About a month after seeing James Mangold’s wonderful and moving “Logan” I was scrolling through the Netflix queue and stumbled upon a film that shares the same ethos; to project fantastical superhuman abilities through a very human lens. “Midnight Special,” written and directed by Jeff Nichols, is a movie about a family on the run. Roy (Michael Shannon) has enlisted the assistance his friend Lucas (Joel Edgerton) to bust him and his family out of a cult existence built around his son Alton (Jaeden Lieberher). Pursued by agents from the church, desperate to get their hands on their ’saviour’; government agents like Sevier (Adam Driver) who’ve picked up peculiar information that Alton has ‘impossibly’ relayed to the cult; and his son’s growing powers threatening to drain and extinguish his life.
“Midnight Special” is contemporary and tangible. America is in a state of yearning and desperation that’s exemplified by the vast disconnect between political spheres. Religious groups, particularly those that claim to have answers, have a strange lure. Shannon’s Roy though has this aura and intensity that seems to sniff out exploitation under the veil of deliverance. He bursts into the film, liberating his son from the role within the cult at any cost. While he doesn’t fully understand what’s happening to his son, he won’t compromise that it should be anyone else’s responsibility.
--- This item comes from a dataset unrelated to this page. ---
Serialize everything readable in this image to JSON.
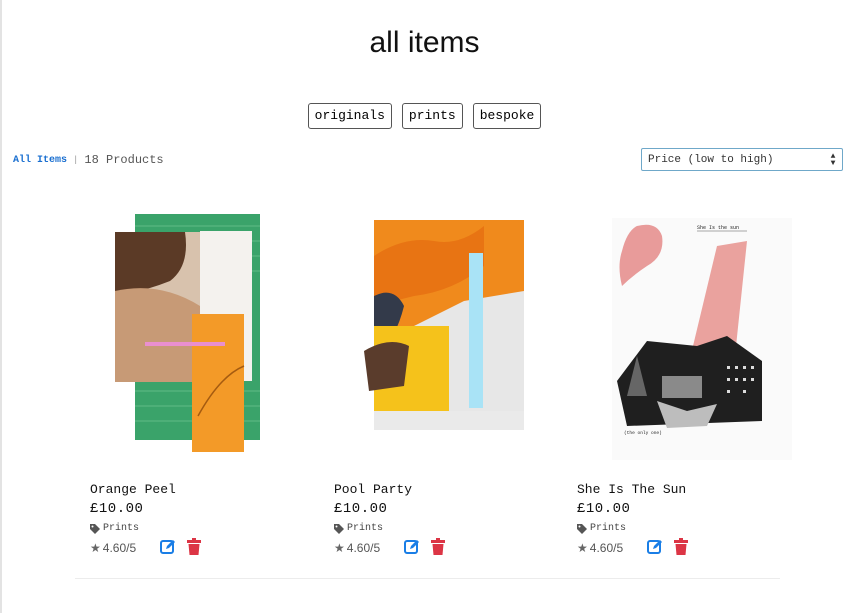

Nichols builds the story around their flight, Roy and Lucas are already on the road with Alton and we’re gleaning information as their opposing forces are in pursuit.
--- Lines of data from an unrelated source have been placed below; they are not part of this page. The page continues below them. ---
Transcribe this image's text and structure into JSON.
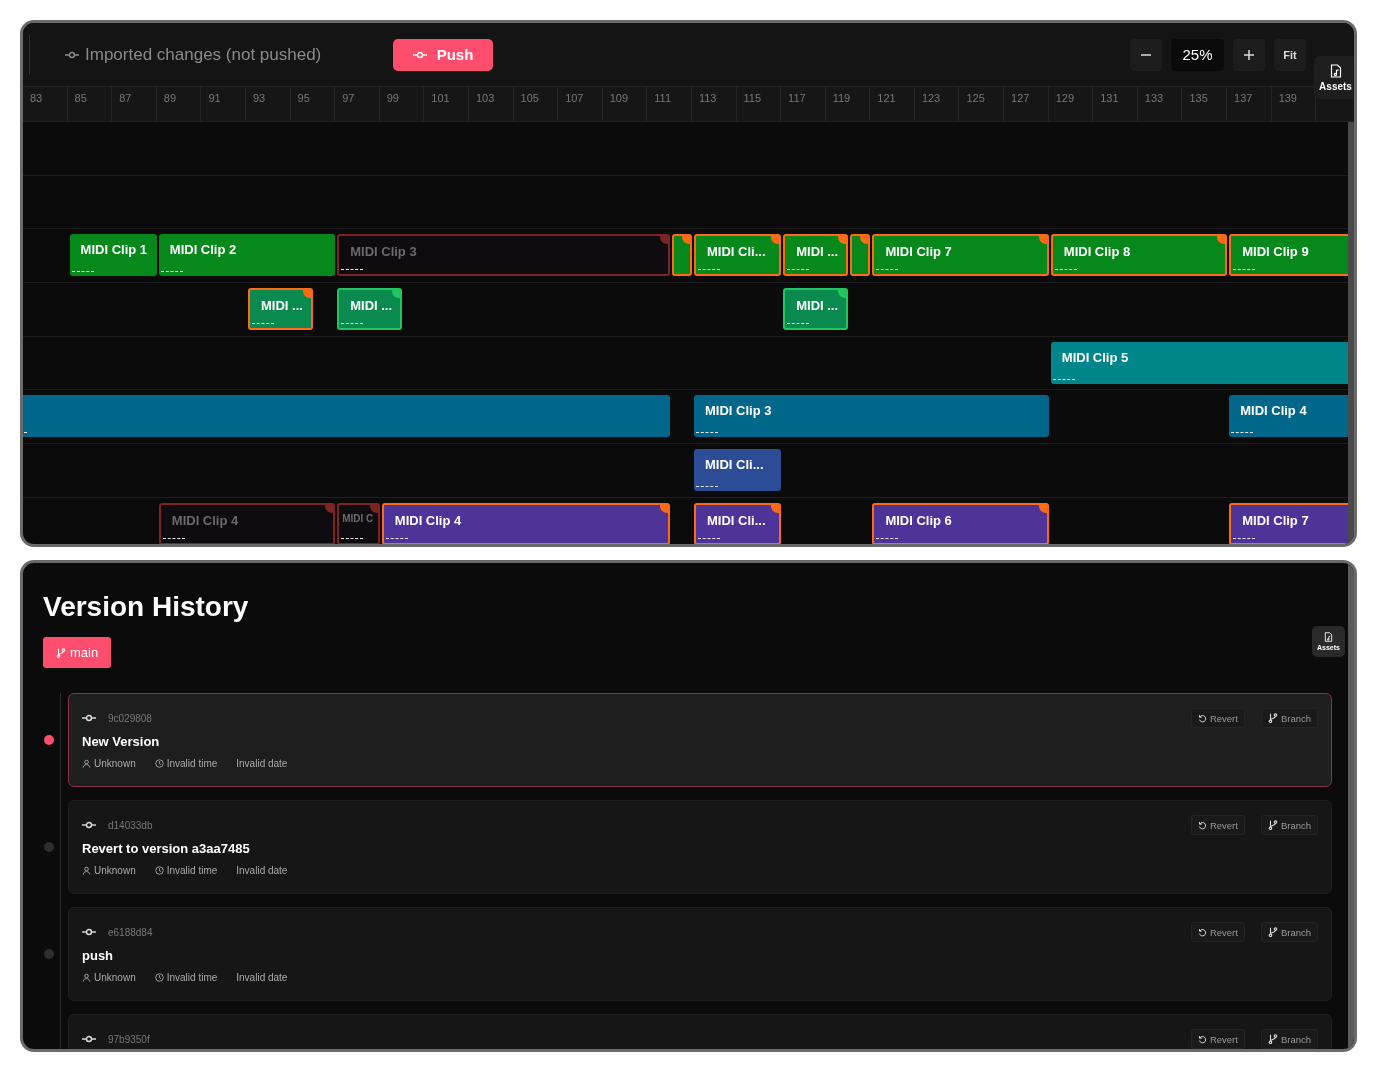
{
  "toolbar": {
    "status": "Imported changes (not pushed)",
    "push_button": "Push",
    "zoom": "25%",
    "fit": "Fit",
    "assets": "Assets"
  },
  "ruler": [
    "83",
    "85",
    "87",
    "89",
    "91",
    "93",
    "95",
    "97",
    "99",
    "101",
    "103",
    "105",
    "107",
    "109",
    "111",
    "113",
    "115",
    "117",
    "119",
    "121",
    "123",
    "125",
    "127",
    "129",
    "131",
    "133",
    "135",
    "137",
    "139"
  ],
  "tracks": [
    {
      "clips": [
        {
          "title": "MIDI Clip 1",
          "color": "#06891a",
          "kind": "unchanged"
        },
        {
          "title": "MIDI Clip 2",
          "color": "#06891a",
          "kind": "unchanged"
        },
        {
          "title": "MIDI Clip 3",
          "kind": "deleted"
        },
        {
          "color": "#06891a",
          "kind": "modified"
        },
        {
          "title": "MIDI Cli...",
          "color": "#06891a",
          "kind": "modified"
        },
        {
          "title": "MIDI ...",
          "color": "#06891a",
          "kind": "modified"
        },
        {
          "color": "#06891a",
          "kind": "modified"
        },
        {
          "title": "MIDI Clip 7",
          "color": "#06891a",
          "kind": "modified"
        },
        {
          "title": "MIDI Clip 8",
          "color": "#06891a",
          "kind": "modified"
        },
        {
          "title": "MIDI Clip 9",
          "color": "#06891a",
          "kind": "modified"
        }
      ]
    },
    {
      "clips": [
        {
          "title": "MIDI ...",
          "color": "#0b8a50",
          "kind": "modified"
        },
        {
          "title": "MIDI ...",
          "color": "#0b8a50",
          "kind": "added"
        },
        {
          "title": "MIDI ...",
          "color": "#0b8a50",
          "kind": "added"
        }
      ]
    },
    {
      "clips": [
        {
          "title": "MIDI Clip 5",
          "color": "#00868a",
          "kind": "unchanged"
        }
      ]
    },
    {
      "clips": [
        {
          "color": "#00678a",
          "kind": "unchanged"
        },
        {
          "title": "MIDI Clip 3",
          "color": "#00678a",
          "kind": "unchanged"
        },
        {
          "title": "MIDI Clip 4",
          "color": "#00678a",
          "kind": "unchanged"
        }
      ]
    },
    {
      "clips": [
        {
          "title": "MIDI Cli...",
          "color": "#2d4c96",
          "kind": "unchanged"
        }
      ]
    },
    {
      "clips": [
        {
          "title": "MIDI Clip 4",
          "kind": "deleted"
        },
        {
          "title": "MIDI C",
          "kind": "deleted"
        },
        {
          "title": "MIDI Clip 4",
          "color": "#4e3399",
          "kind": "modified"
        },
        {
          "title": "MIDI Cli...",
          "color": "#4e3399",
          "kind": "modified"
        },
        {
          "title": "MIDI Clip 6",
          "color": "#4e3399",
          "kind": "modified"
        },
        {
          "title": "MIDI Clip 7",
          "color": "#4e3399",
          "kind": "modified"
        }
      ]
    }
  ],
  "version_history": {
    "title": "Version History",
    "branch": "main",
    "assets": "Assets",
    "commits": [
      {
        "hash": "9c029808",
        "message": "New Version",
        "author": "Unknown",
        "time": "Invalid time",
        "date": "Invalid date",
        "selected": true,
        "revert": "Revert",
        "branch": "Branch"
      },
      {
        "hash": "d14033db",
        "message": "Revert to version a3aa7485",
        "author": "Unknown",
        "time": "Invalid time",
        "date": "Invalid date",
        "selected": false,
        "revert": "Revert",
        "branch": "Branch"
      },
      {
        "hash": "e6188d84",
        "message": "push",
        "author": "Unknown",
        "time": "Invalid time",
        "date": "Invalid date",
        "selected": false,
        "revert": "Revert",
        "branch": "Branch"
      },
      {
        "hash": "97b9350f",
        "selected": false,
        "revert": "Revert",
        "branch": "Branch"
      }
    ]
  }
}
Alton (Lieberher) is essentially a mutant in “Midnight Special.” While spandex infected definitions of that word may wrestle with your association, he’s touched with the ability to communicate with inter-dimensional beings. His power is literally luminescent, struggling to be contained. The exertion depletes the young man’s gentle frame. Shannon’s Roy on the other hand is imposing, with an outward intensity. Roy’s interactions with Alton reveal warmth and tenderness for the burden of his child. Nichols casting makes his job easier as a performance director as his principal cast Shannon and Lieberher compliment one and other perfectly. Kirsten Dunst’s Sarah is Alton’s mother and we see her fragility and softness has mixed with Roy’s blunt instrument to create this delicate but determined man.
Nichols (now frequent) collaborator Edgerton delivers a great supporting performance as Lucas. While he’s clearly disturbed with the lengths and the composure of Roy as they break a myriad of laws and get themselves into an increasingly hair raising situations he commits to continue despite having to act in ways that are morally troubling. Adam Driver’s Sevier is the sceptic of the film. Inquisitive and probing at how it’s at all possible that this young man snatched government information like a leaf on a breeze. Driver’s Sevier is amused with the members of the cult deifying professorial information that makes him think their saviour is more Snowden than Jesus.
Nichols and cinematographer Adam Stone chart the film’s symbolic journey from darkness to the light. The opening of the film heightens the novelty of Alton’s physical power, radiating and brightening up dark places. As the film progresses though to its climax, the breadth is brought to us in all its magnificence. Stone and Editor Julie Monroe balance Nichols’ epic vision with experiential perspectives so effectively. David Wingo’s score is a kind of organic and synthetic landscape, enriching what we’re viewing in every way.
“Logan” and “Midnight Special” have token, list making similarities such as: they’re road films, with power child mutants seeking escape from authorities and other shady forces. What makes them perfect companions is their emotional architecture. Their leading characters have an impulse to protect but they tackle it in such different ways. For Roy, protective paternal instinct cuts-through the exploitative impulses of the cultists (played tremendously by Bill Camp, Scott Haze and Sam Shepard) and the government agencies that he knows would want to confiscate his son once they realised his power. Logan (Hugh Jackman) has spent decades suppressing the very instincts that have made him a hero. When Laura arrives, his genetic clone, full of his raw ferocity and with a nudge from his fragile father figure Charles (Patrick Stewart) by his side he surrenders to his impulse. Roy is willing to do everything in his power to protect Alton; Logan knows all too well what can happen if he unleashes his power to get Laura to her destination.
In both modest rides, on roads to safety and salvation there’s earth shattering power; not only in the realm of the characters but in the character’s resonance.